== AVAILABLE RECORDS ==
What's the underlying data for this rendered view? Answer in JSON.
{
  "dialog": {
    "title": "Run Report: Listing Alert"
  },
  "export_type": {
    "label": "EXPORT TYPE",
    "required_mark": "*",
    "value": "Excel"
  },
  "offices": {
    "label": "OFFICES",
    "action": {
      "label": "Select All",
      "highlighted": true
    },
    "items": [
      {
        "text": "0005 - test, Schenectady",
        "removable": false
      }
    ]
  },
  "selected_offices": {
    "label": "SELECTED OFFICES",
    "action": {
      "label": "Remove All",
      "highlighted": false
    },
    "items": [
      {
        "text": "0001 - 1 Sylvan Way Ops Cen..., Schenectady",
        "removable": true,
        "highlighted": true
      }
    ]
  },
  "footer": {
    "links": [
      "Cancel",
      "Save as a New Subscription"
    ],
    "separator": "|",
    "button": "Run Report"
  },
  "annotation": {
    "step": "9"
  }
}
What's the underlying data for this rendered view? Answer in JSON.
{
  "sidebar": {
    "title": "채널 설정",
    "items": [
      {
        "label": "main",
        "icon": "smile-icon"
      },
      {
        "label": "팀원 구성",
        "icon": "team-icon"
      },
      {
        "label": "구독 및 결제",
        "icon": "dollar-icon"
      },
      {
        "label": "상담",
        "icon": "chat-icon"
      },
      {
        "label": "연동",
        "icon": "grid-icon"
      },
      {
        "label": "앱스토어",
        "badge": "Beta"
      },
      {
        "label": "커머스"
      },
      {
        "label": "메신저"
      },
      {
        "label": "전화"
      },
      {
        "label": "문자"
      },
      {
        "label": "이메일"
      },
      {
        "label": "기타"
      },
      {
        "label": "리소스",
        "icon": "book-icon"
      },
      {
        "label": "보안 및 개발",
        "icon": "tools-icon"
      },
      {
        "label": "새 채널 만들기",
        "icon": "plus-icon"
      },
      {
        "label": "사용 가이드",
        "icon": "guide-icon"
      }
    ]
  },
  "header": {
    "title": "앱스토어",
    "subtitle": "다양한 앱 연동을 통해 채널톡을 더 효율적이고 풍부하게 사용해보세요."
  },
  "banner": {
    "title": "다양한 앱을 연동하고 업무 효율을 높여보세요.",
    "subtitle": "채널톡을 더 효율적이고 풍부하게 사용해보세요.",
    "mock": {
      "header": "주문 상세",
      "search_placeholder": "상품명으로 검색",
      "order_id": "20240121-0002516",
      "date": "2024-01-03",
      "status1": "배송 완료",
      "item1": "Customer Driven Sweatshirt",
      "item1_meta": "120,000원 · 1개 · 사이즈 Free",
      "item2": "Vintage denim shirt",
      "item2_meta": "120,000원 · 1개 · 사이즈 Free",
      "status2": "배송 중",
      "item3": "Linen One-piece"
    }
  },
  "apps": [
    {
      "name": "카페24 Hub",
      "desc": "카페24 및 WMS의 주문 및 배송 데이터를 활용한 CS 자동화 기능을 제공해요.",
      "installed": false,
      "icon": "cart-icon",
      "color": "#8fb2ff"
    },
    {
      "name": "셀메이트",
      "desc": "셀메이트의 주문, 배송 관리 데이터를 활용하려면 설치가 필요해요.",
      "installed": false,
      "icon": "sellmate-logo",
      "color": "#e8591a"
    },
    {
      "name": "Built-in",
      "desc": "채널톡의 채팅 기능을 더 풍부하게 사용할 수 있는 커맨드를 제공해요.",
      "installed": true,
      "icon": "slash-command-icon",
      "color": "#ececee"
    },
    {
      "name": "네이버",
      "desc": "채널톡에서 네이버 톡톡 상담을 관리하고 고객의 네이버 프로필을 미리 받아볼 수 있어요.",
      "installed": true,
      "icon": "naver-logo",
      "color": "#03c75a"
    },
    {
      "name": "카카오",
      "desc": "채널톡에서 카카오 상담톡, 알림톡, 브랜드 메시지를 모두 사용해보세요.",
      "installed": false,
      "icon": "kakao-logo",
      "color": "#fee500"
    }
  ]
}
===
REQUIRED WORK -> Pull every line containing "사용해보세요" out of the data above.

EXERCISE SOLUTION ->
    "subtitle": "다양한 앱 연동을 통해 채널톡을 더 효율적이고 풍부하게 사용해보세요."
    "subtitle": "채널톡을 더 효율적이고 풍부하게 사용해보세요.",
      "desc": "채널톡에서 카카오 상담톡, 알림톡, 브랜드 메시지를 모두 사용해보세요.",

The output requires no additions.